Trade and Openness During the Great Depression and the Great Recession
Peter A.G. van Bergeijk
Deglobalization 2.0 argues that Trump and Brexit are the symptoms, and not the causes, of a long sequence of alternating phases of globalization and deglobalization driven by increasing income inequality and the retreat from the global stage by a contested hegemon. Providing rich empirical details, Peter van Bergeijk investigates similarities and differences between the Great Depression of the 1930s and the Great Recession and its aftermath of a slowdown in global trade. Providing an overview of recent findings and a discussion of contributions from several disciplines, the book investigates scenarios for the future of the economic world order and proposes possible solutions.
Edited by Jonathan Michie
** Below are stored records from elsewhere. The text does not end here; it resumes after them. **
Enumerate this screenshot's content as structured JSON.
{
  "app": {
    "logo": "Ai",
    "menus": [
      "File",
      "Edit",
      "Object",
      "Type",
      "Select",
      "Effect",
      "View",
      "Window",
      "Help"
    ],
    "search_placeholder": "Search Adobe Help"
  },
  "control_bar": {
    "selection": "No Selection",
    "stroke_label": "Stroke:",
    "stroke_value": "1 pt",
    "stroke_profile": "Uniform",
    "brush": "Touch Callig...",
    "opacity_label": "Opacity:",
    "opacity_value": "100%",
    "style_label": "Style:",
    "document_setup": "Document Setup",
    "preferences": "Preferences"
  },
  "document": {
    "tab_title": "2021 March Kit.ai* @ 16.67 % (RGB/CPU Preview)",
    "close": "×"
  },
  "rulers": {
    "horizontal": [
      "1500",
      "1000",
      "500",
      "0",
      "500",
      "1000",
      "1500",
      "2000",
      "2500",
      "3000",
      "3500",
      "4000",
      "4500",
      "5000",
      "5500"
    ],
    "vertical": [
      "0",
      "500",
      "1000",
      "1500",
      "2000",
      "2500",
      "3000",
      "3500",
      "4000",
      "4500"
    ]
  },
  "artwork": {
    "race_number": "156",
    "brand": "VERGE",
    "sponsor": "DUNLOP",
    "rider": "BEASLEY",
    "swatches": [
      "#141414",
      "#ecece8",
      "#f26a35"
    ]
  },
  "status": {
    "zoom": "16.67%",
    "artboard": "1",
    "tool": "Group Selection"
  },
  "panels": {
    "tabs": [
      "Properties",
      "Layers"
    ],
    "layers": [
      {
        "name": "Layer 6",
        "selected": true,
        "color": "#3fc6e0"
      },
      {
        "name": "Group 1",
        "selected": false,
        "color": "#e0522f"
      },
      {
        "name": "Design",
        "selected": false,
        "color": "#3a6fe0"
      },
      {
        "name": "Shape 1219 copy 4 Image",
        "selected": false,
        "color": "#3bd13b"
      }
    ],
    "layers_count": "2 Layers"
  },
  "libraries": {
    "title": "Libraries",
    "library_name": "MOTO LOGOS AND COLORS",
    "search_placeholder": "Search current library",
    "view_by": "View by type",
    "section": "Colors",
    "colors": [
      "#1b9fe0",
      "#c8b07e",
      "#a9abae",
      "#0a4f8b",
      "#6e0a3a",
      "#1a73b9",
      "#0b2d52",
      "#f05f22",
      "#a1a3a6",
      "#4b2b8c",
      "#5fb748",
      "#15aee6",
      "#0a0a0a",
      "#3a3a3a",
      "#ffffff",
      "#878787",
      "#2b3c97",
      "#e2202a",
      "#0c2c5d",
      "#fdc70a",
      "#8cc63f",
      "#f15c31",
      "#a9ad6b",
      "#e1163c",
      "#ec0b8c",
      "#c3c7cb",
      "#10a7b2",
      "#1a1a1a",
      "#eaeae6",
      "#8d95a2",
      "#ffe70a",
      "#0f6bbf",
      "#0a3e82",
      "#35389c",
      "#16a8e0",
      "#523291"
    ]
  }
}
The past 30 years are often depicted as an era of globalisation, and even more so with the recent rise of global giants such as Google and Amazon. This updated and revised edition of The Handbook of Globalisation offers novel insights into the rapid changes our world is facing, and how best we can handle them.
How a Competitive Society is Good for All
The concept of competition is frequently regarded with ambivalence. While its champions wholeheartedly endorse it for reasons of efficiency, critics believe competition undermines ethics. They denounce competitive thinking, call for modesty in profit-making, and rail against economisation. However, Christoph Lütge argues convincingly that intensified competition can work in favour of ethical goals, and that many criticisms of competition stem from an inadequate understanding of how modern societies and economies function. The author illustrates his view with examples from ecology, healthcare and education, and concludes with a call for more entrepreneurial spirit.